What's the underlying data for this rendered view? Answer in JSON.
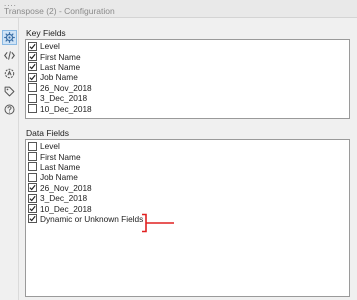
{
  "window": {
    "title": "Transpose (2) - Configuration",
    "grip": "...."
  },
  "rail": {
    "items": [
      {
        "icon": "gear-icon",
        "active": true
      },
      {
        "icon": "code-icon",
        "active": false
      },
      {
        "icon": "annotation-icon",
        "active": false
      },
      {
        "icon": "tag-icon",
        "active": false
      },
      {
        "icon": "help-icon",
        "active": false
      }
    ]
  },
  "key_fields": {
    "label": "Key Fields",
    "items": [
      {
        "label": "Level",
        "checked": true
      },
      {
        "label": "First Name",
        "checked": true
      },
      {
        "label": "Last Name",
        "checked": true
      },
      {
        "label": "Job Name",
        "checked": true
      },
      {
        "label": "26_Nov_2018",
        "checked": false
      },
      {
        "label": "3_Dec_2018",
        "checked": false
      },
      {
        "label": "10_Dec_2018",
        "checked": false
      }
    ]
  },
  "data_fields": {
    "label": "Data Fields",
    "items": [
      {
        "label": "Level",
        "checked": false
      },
      {
        "label": "First Name",
        "checked": false
      },
      {
        "label": "Last Name",
        "checked": false
      },
      {
        "label": "Job Name",
        "checked": false
      },
      {
        "label": "26_Nov_2018",
        "checked": true
      },
      {
        "label": "3_Dec_2018",
        "checked": true
      },
      {
        "label": "10_Dec_2018",
        "checked": true
      },
      {
        "label": "Dynamic or Unknown Fields",
        "checked": true
      }
    ]
  },
  "colors": {
    "annotation": "#e02020",
    "active_rail": "#cfe3f6"
  }
}
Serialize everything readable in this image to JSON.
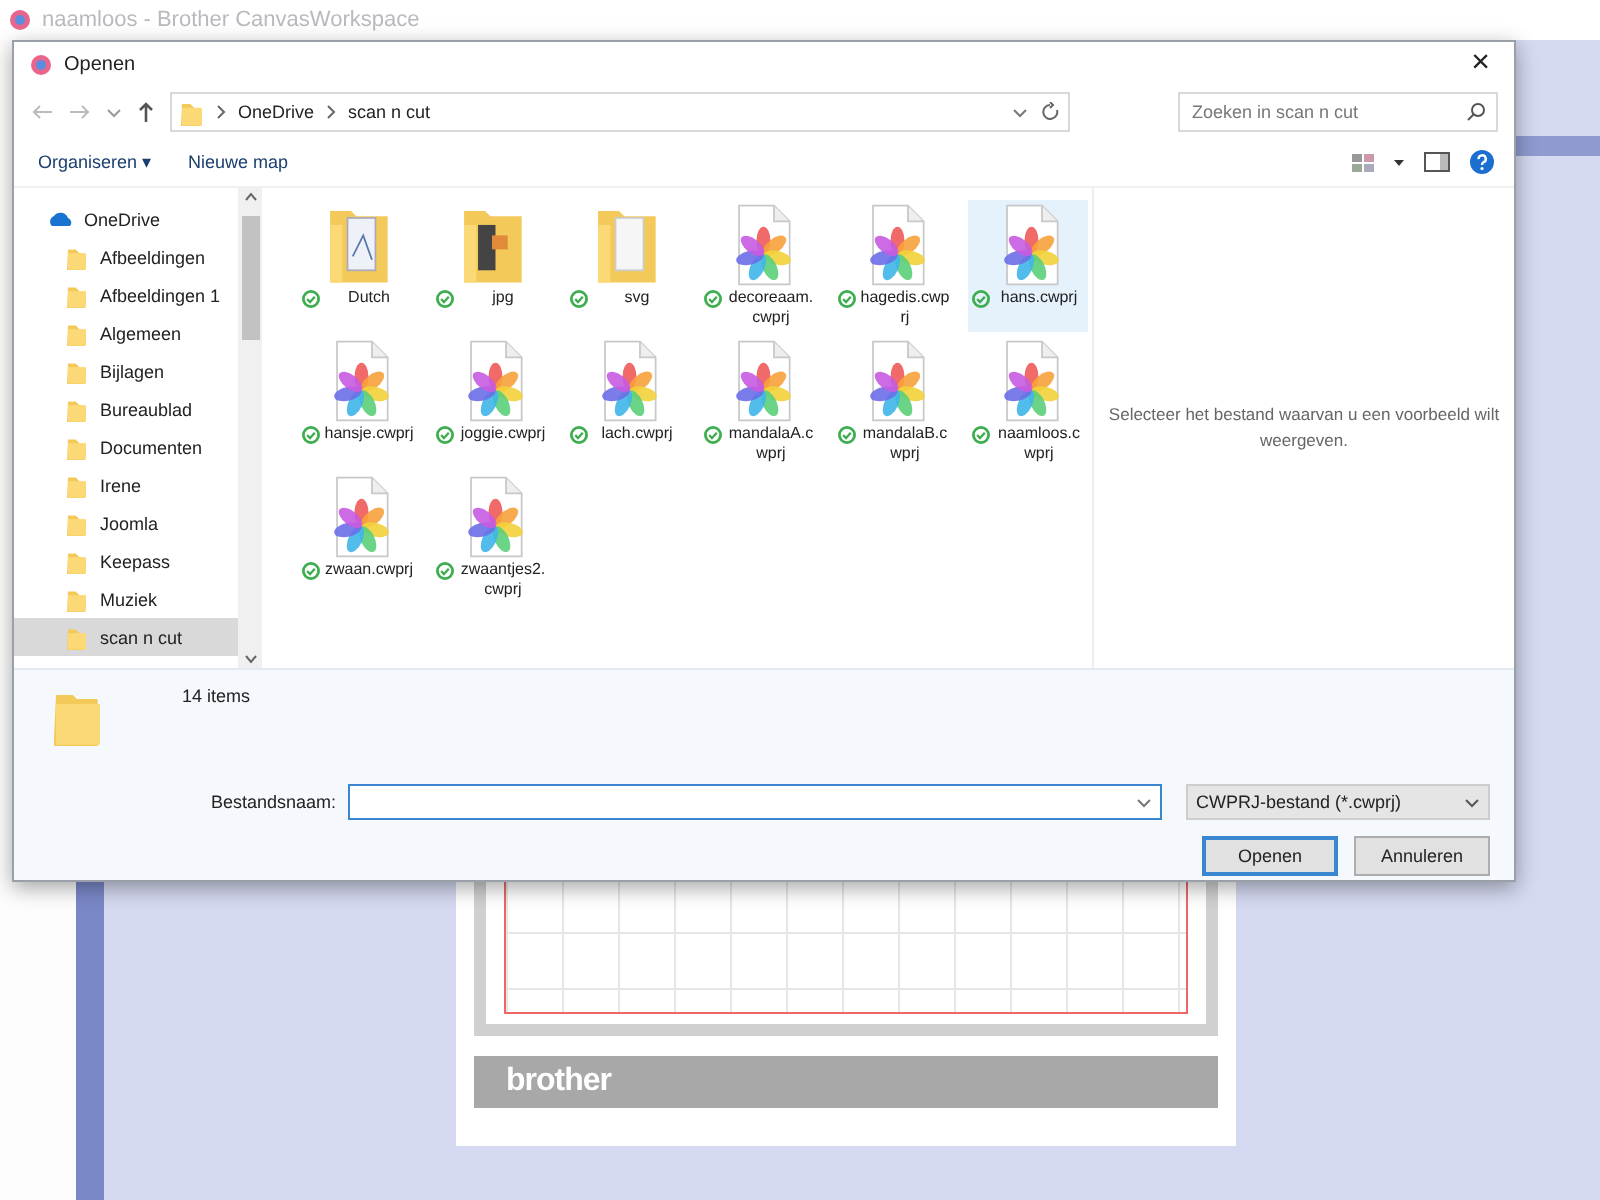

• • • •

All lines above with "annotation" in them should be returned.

Written response
        "icon": "annotation-icon",
    "annotation": "#e02020",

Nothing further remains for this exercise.